My rating: 3 of 5 stars
This is a short and simple book. Its premise can be summed up as “follow your dreams and all will work out.” It’s about a shepherd boy from Andalusia in southern Spain who yearns to travel. He sells his flock and sets out to do just that. Over the course of the book, he crosses North Africa from Gibraltar to the pyramids of Egypt and back. Along the way he faces many setbacks and barriers, but his willingness to adopt a positive attitude and roll up his sleeves and get to work allows him to overcome these obstacles. As he travels, mysterious guides and mentors–most notably the title-roled Alchemist–show up along the way to induce him to keep going rather than giving up.
As with The Coroner’s Lunch, which I reviewed a couple of reviews back, there’s a supernatural component to this book that seems superfluous. First, the supernatural element doesn’t add much to the story. Second, to my mind, if you are trying to sell the notion that you can make your dreams come true (in this self-helpy sort of way), having your character live in a world of magic detracts from that message. The take away for the reader may be, “Sure, the shepherd boy could do it, he lives in a world in which people can turn lead into gold. In my world, bound by laws of thermodynamics and whatnot, things are not so simple.”

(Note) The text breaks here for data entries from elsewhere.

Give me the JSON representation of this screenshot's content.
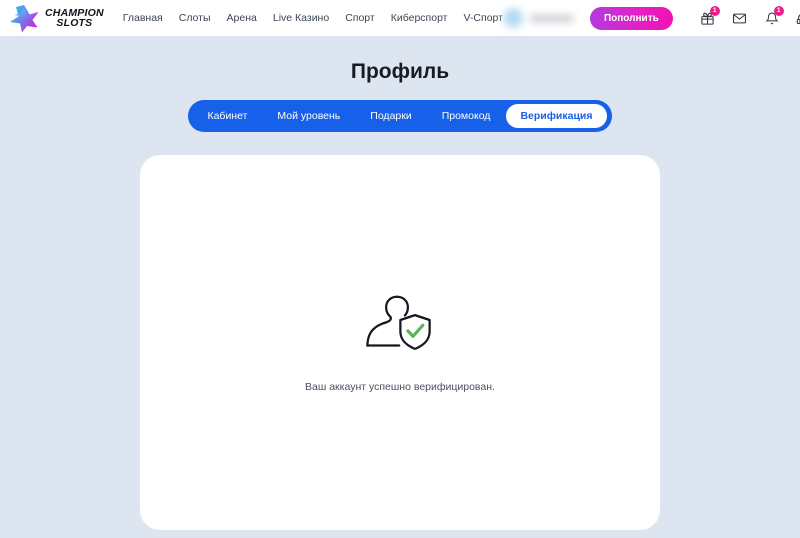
{
  "header": {
    "logo": {
      "name": "champion-slots-logo",
      "line1": "CHAMPION",
      "line2": "SLOTS",
      "gradient_from": "#18d3f0",
      "gradient_to": "#d61ae0"
    },
    "nav": [
      {
        "label": "Главная",
        "name": "nav-home"
      },
      {
        "label": "Слоты",
        "name": "nav-slots"
      },
      {
        "label": "Арена",
        "name": "nav-arena"
      },
      {
        "label": "Live Казино",
        "name": "nav-live-casino"
      },
      {
        "label": "Спорт",
        "name": "nav-sport"
      },
      {
        "label": "Киберспорт",
        "name": "nav-esport"
      },
      {
        "label": "V-Спорт",
        "name": "nav-vsport"
      }
    ],
    "topup_label": "Пополнить",
    "topup_color_from": "#b23ae0",
    "topup_color_to": "#ef12b5",
    "icons": {
      "gift": {
        "name": "gift-icon",
        "badge": "1"
      },
      "mail": {
        "name": "mail-icon",
        "badge": ""
      },
      "bell": {
        "name": "bell-icon",
        "badge": "1"
      },
      "support": {
        "name": "headset-icon",
        "badge": ""
      }
    },
    "badge_color": "#ec1e8a"
  },
  "main": {
    "page_title": "Профиль",
    "tabs": [
      {
        "label": "Кабинет",
        "name": "tab-kabinet",
        "active": false
      },
      {
        "label": "Мой уровень",
        "name": "tab-my-level",
        "active": false
      },
      {
        "label": "Подарки",
        "name": "tab-gifts",
        "active": false
      },
      {
        "label": "Промокод",
        "name": "tab-promocode",
        "active": false
      },
      {
        "label": "Верификация",
        "name": "tab-verification",
        "active": true
      }
    ],
    "tabs_bg_color": "#1760ea",
    "card": {
      "icon_name": "user-verified-shield-icon",
      "check_color": "#57b65a",
      "message": "Ваш аккаунт успешно верифицирован."
    }
  },
  "colors": {
    "page_background": "#dde6f0",
    "card_background": "#ffffff",
    "accent_blue": "#1760ea"
  }
}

You will note that my middling rating is anomalous. Having skimmed through reviews of this book, I found they were overwhelmingly divided between 5 star and 1 star reviews. It’s rare for one to see the same book being cast both in the best and worst book role by various readers. However, that seems to be the case for this book. Some people adore this book and consider it life-changing. Others think it’s oversimplified tripe for granola-munching potheads and/or six-year olds. I suspect that Coelho is quite pleased. I know—as a writer—if you can’t get someone to love your book, you want them to despise it. Mediocrity doesn’t put one in good stead for building readership. Hate is a passionate response; it means the book struck some kind of chord. Clunkers are remembered just like perfect melodies; it’s the so-so performances that vanish into the background—or the bargain bin.

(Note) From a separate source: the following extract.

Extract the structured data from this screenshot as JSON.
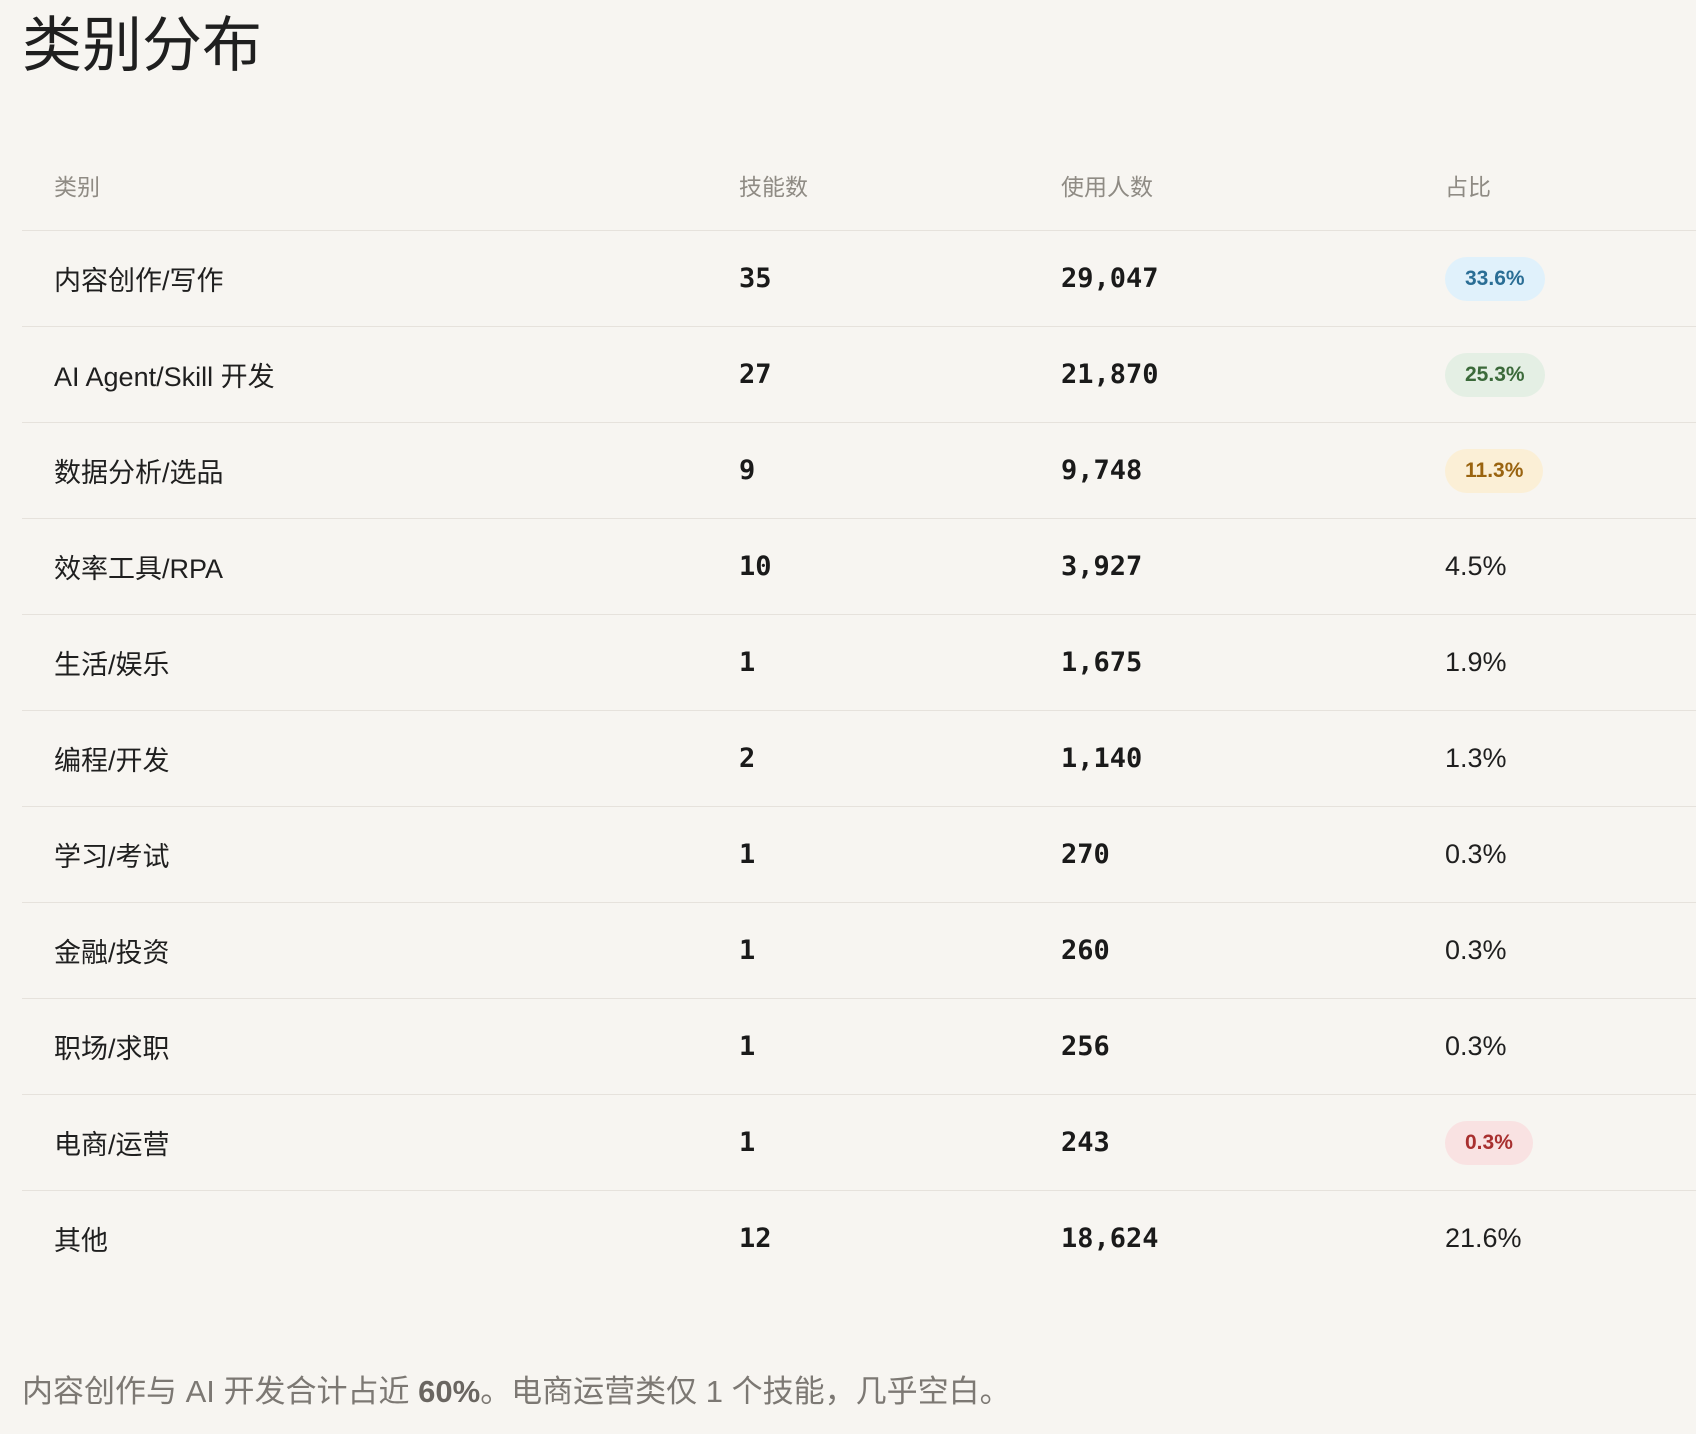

Unlike the lovers and haters, I found this book to be just alright. It presents some good ideas, but not novel ideas, and it does so in a clear but not brilliant way. It wouldn’t hurt to read it as it’s very short and highly readable.